### Task inputs
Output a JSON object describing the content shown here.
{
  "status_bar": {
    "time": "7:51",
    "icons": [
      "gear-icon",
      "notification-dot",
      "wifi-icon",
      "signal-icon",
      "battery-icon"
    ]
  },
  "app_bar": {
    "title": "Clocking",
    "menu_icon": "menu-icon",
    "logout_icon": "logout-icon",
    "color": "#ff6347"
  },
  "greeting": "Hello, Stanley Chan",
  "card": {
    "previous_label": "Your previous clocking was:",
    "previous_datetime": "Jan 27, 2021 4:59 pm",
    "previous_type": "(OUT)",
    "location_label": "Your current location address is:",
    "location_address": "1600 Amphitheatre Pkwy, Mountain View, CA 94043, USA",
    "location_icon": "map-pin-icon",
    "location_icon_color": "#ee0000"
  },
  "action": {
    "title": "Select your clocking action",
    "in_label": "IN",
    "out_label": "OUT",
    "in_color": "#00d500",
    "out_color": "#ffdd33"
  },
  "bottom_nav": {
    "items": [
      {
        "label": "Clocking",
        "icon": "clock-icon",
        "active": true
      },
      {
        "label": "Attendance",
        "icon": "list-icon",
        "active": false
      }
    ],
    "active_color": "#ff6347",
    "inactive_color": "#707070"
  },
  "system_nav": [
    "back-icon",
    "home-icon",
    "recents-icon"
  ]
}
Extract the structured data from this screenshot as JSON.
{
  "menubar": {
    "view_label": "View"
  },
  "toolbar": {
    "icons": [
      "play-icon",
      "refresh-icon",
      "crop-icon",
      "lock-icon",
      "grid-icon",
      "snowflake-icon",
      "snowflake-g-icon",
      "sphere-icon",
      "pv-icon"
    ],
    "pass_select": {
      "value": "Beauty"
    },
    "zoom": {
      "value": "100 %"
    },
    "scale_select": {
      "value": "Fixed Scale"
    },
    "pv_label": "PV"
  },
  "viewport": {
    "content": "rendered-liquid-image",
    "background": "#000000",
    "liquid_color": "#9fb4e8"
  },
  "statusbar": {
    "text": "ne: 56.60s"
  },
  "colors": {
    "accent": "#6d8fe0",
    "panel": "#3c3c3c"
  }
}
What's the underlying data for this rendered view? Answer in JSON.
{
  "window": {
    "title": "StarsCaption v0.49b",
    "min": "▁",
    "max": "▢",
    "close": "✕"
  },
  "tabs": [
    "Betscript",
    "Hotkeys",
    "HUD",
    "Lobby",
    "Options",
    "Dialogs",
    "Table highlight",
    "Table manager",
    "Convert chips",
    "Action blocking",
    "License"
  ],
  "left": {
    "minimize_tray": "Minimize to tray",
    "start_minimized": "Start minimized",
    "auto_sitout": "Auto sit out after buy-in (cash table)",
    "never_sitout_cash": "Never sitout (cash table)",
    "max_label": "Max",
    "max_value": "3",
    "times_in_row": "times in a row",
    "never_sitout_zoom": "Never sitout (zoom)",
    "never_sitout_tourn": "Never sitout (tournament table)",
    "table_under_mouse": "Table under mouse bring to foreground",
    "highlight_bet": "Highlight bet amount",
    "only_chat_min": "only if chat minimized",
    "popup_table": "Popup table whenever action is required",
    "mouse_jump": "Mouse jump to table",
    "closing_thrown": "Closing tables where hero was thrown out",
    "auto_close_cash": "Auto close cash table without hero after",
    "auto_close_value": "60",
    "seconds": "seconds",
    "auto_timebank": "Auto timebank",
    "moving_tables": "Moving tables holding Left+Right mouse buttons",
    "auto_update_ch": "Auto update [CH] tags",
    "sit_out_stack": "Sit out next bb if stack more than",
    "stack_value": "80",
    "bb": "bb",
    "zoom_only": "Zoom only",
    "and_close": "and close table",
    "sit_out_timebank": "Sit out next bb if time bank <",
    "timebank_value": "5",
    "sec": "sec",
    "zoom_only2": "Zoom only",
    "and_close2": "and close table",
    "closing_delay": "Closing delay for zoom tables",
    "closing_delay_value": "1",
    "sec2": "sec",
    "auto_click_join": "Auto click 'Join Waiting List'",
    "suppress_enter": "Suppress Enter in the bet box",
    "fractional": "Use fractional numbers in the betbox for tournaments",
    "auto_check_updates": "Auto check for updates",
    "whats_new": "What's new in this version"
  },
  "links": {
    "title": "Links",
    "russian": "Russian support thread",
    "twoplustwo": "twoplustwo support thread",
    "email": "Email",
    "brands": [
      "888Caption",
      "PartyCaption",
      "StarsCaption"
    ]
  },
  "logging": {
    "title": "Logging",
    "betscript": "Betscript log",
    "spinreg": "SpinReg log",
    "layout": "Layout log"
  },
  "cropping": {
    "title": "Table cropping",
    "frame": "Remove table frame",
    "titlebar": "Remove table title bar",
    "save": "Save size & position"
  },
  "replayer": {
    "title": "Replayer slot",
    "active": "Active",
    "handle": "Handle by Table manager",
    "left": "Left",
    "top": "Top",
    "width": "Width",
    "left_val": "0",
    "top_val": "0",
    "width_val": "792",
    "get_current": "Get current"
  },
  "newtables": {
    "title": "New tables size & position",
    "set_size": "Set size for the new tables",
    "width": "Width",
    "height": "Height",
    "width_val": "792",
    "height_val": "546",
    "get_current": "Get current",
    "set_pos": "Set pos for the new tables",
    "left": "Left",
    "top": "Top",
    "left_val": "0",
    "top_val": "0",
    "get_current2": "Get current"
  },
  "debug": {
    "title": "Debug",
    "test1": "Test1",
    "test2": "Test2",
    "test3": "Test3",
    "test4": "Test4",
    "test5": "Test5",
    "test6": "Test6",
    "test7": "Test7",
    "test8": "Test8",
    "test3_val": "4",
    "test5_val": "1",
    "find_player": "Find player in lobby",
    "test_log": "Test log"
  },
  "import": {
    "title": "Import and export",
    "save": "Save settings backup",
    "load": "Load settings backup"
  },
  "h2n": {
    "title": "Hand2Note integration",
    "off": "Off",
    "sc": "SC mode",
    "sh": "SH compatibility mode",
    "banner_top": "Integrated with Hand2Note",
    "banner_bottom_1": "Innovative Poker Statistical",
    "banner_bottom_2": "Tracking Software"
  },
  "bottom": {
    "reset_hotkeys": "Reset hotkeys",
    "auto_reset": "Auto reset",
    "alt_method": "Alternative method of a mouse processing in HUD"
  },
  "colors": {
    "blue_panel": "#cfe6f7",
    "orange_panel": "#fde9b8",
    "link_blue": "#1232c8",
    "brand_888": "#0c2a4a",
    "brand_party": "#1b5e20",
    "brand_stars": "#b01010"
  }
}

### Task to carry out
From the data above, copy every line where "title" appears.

### Output of the exercise
    "title": "Clocking",
    "title": "Select your clocking action",
    "title": "StarsCaption v0.49b",
    "title": "Links",
    "title": "Logging",
    "title": "Table cropping",
    "titlebar": "Remove table title bar",
    "title": "Replayer slot",
    "title": "New tables size & position",
    "title": "Debug",
    "title": "Import and export",
    "title": "Hand2Note integration",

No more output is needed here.